- [Instructions to follow] Extract all of the data and reproduce it precisely.

- [Source material]

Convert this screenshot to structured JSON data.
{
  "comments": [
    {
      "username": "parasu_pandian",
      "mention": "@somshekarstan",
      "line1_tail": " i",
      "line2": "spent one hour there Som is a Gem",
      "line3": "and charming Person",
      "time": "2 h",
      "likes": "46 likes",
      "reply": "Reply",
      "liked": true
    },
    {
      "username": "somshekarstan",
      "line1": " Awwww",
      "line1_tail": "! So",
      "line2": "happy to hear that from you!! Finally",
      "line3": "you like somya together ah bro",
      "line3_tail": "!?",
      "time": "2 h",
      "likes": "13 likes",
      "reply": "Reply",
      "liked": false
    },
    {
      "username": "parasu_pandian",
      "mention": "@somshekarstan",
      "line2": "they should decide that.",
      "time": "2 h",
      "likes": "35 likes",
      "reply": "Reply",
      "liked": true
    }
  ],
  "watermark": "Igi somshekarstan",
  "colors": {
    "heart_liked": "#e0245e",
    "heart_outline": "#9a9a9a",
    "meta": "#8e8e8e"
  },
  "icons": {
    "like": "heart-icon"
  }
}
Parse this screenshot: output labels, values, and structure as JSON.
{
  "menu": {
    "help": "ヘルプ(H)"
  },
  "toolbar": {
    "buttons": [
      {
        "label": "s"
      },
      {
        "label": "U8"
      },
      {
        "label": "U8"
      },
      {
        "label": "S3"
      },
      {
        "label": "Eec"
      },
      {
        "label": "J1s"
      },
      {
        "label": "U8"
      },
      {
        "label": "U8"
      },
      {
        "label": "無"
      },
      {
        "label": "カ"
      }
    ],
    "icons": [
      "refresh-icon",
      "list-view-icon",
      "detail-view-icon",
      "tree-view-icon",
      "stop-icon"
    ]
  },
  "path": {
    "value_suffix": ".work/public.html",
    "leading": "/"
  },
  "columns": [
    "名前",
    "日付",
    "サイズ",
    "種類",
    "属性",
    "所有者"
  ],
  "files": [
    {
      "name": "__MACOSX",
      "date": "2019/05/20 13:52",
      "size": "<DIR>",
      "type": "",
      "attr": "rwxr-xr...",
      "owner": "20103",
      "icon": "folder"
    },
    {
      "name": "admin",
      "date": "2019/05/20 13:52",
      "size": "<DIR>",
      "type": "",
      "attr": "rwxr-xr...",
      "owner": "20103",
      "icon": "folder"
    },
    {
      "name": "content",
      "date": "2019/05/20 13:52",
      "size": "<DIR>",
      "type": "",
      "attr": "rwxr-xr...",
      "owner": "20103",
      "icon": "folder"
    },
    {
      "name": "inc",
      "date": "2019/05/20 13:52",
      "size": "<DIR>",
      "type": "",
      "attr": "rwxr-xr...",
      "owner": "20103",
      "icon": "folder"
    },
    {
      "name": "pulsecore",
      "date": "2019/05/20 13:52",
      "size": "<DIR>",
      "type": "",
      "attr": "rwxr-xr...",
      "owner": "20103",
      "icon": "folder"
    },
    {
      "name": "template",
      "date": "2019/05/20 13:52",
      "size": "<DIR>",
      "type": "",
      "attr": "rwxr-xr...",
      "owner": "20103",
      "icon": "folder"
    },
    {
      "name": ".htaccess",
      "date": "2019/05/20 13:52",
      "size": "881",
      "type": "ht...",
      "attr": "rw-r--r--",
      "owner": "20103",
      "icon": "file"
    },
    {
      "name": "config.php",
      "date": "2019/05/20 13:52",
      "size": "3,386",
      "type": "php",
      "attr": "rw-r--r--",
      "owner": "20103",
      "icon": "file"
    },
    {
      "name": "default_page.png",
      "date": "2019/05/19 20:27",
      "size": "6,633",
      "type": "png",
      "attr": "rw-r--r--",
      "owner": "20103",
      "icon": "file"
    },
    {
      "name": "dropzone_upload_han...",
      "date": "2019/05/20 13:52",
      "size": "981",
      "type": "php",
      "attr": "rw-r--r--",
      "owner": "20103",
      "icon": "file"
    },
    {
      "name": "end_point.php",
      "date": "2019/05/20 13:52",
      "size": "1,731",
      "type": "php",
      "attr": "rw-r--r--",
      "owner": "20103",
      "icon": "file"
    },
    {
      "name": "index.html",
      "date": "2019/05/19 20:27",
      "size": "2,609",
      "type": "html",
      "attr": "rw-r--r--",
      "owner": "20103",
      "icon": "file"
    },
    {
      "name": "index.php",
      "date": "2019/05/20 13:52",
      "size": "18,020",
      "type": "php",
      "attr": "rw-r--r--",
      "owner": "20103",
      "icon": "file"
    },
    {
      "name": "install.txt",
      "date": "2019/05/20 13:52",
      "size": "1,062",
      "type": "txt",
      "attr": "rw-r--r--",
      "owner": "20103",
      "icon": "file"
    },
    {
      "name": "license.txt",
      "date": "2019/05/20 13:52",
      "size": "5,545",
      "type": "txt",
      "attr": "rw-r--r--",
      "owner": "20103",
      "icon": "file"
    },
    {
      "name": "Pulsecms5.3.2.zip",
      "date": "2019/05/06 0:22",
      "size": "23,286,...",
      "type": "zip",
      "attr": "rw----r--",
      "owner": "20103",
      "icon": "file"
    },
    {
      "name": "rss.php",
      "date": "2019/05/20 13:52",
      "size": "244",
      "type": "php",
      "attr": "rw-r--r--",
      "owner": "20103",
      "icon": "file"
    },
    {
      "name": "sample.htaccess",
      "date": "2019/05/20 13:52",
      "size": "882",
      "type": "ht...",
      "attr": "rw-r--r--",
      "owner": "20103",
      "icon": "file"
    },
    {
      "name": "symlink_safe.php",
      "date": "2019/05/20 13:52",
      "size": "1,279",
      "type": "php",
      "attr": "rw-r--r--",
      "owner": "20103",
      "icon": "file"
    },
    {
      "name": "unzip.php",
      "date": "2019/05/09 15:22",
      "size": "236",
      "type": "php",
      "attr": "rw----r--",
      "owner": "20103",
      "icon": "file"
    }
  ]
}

- [Solution for this task]
Convert this screenshot to structured JSON data.
{
  "comments": [
    {
      "username": "parasu_pandian",
      "mention": "@somshekarstan",
      "line1_tail": " i",
      "line2": "spent one hour there Som is a Gem",
      "line3": "and charming Person",
      "time": "2 h",
      "likes": "46 likes",
      "reply": "Reply",
      "liked": true
    },
    {
      "username": "somshekarstan",
      "line1": " Awwww",
      "line1_tail": "! So",
      "line2": "happy to hear that from you!! Finally",
      "line3": "you like somya together ah bro",
      "line3_tail": "!?",
      "time": "2 h",
      "likes": "13 likes",
      "reply": "Reply",
      "liked": false
    },
    {
      "username": "parasu_pandian",
      "mention": "@somshekarstan",
      "line2": "they should decide that.",
      "time": "2 h",
      "likes": "35 likes",
      "reply": "Reply",
      "liked": true
    }
  ],
  "watermark": "Igi somshekarstan",
  "colors": {
    "heart_liked": "#e0245e",
    "heart_outline": "#9a9a9a",
    "meta": "#8e8e8e"
  },
  "icons": {
    "like": "heart-icon"
  }
}
Parse this screenshot: output labels, values, and structure as JSON.
{
  "menu": {
    "help": "ヘルプ(H)"
  },
  "toolbar": {
    "buttons": [
      {
        "label": "s"
      },
      {
        "label": "U8"
      },
      {
        "label": "U8"
      },
      {
        "label": "S3"
      },
      {
        "label": "Eec"
      },
      {
        "label": "J1s"
      },
      {
        "label": "U8"
      },
      {
        "label": "U8"
      },
      {
        "label": "無"
      },
      {
        "label": "カ"
      }
    ],
    "icons": [
      "refresh-icon",
      "list-view-icon",
      "detail-view-icon",
      "tree-view-icon",
      "stop-icon"
    ]
  },
  "path": {
    "value_suffix": ".work/public.html",
    "leading": "/"
  },
  "columns": [
    "名前",
    "日付",
    "サイズ",
    "種類",
    "属性",
    "所有者"
  ],
  "files": [
    {
      "name": "__MACOSX",
      "date": "2019/05/20 13:52",
      "size": "<DIR>",
      "type": "",
      "attr": "rwxr-xr...",
      "owner": "20103",
      "icon": "folder"
    },
    {
      "name": "admin",
      "date": "2019/05/20 13:52",
      "size": "<DIR>",
      "type": "",
      "attr": "rwxr-xr...",
      "owner": "20103",
      "icon": "folder"
    },
    {
      "name": "content",
      "date": "2019/05/20 13:52",
      "size": "<DIR>",
      "type": "",
      "attr": "rwxr-xr...",
      "owner": "20103",
      "icon": "folder"
    },
    {
      "name": "inc",
      "date": "2019/05/20 13:52",
      "size": "<DIR>",
      "type": "",
      "attr": "rwxr-xr...",
      "owner": "20103",
      "icon": "folder"
    },
    {
      "name": "pulsecore",
      "date": "2019/05/20 13:52",
      "size": "<DIR>",
      "type": "",
      "attr": "rwxr-xr...",
      "owner": "20103",
      "icon": "folder"
    },
    {
      "name": "template",
      "date": "2019/05/20 13:52",
      "size": "<DIR>",
      "type": "",
      "attr": "rwxr-xr...",
      "owner": "20103",
      "icon": "folder"
    },
    {
      "name": ".htaccess",
      "date": "2019/05/20 13:52",
      "size": "881",
      "type": "ht...",
      "attr": "rw-r--r--",
      "owner": "20103",
      "icon": "file"
    },
    {
      "name": "config.php",
      "date": "2019/05/20 13:52",
      "size": "3,386",
      "type": "php",
      "attr": "rw-r--r--",
      "owner": "20103",
      "icon": "file"
    },
    {
      "name": "default_page.png",
      "date": "2019/05/19 20:27",
      "size": "6,633",
      "type": "png",
      "attr": "rw-r--r--",
      "owner": "20103",
      "icon": "file"
    },
    {
      "name": "dropzone_upload_han...",
      "date": "2019/05/20 13:52",
      "size": "981",
      "type": "php",
      "attr": "rw-r--r--",
      "owner": "20103",
      "icon": "file"
    },
    {
      "name": "end_point.php",
      "date": "2019/05/20 13:52",
      "size": "1,731",
      "type": "php",
      "attr": "rw-r--r--",
      "owner": "20103",
      "icon": "file"
    },
    {
      "name": "index.html",
      "date": "2019/05/19 20:27",
      "size": "2,609",
      "type": "html",
      "attr": "rw-r--r--",
      "owner": "20103",
      "icon": "file"
    },
    {
      "name": "index.php",
      "date": "2019/05/20 13:52",
      "size": "18,020",
      "type": "php",
      "attr": "rw-r--r--",
      "owner": "20103",
      "icon": "file"
    },
    {
      "name": "install.txt",
      "date": "2019/05/20 13:52",
      "size": "1,062",
      "type": "txt",
      "attr": "rw-r--r--",
      "owner": "20103",
      "icon": "file"
    },
    {
      "name": "license.txt",
      "date": "2019/05/20 13:52",
      "size": "5,545",
      "type": "txt",
      "attr": "rw-r--r--",
      "owner": "20103",
      "icon": "file"
    },
    {
      "name": "Pulsecms5.3.2.zip",
      "date": "2019/05/06 0:22",
      "size": "23,286,...",
      "type": "zip",
      "attr": "rw----r--",
      "owner": "20103",
      "icon": "file"
    },
    {
      "name": "rss.php",
      "date": "2019/05/20 13:52",
      "size": "244",
      "type": "php",
      "attr": "rw-r--r--",
      "owner": "20103",
      "icon": "file"
    },
    {
      "name": "sample.htaccess",
      "date": "2019/05/20 13:52",
      "size": "882",
      "type": "ht...",
      "attr": "rw-r--r--",
      "owner": "20103",
      "icon": "file"
    },
    {
      "name": "symlink_safe.php",
      "date": "2019/05/20 13:52",
      "size": "1,279",
      "type": "php",
      "attr": "rw-r--r--",
      "owner": "20103",
      "icon": "file"
    },
    {
      "name": "unzip.php",
      "date": "2019/05/09 15:22",
      "size": "236",
      "type": "php",
      "attr": "rw----r--",
      "owner": "20103",
      "icon": "file"
    }
  ]
}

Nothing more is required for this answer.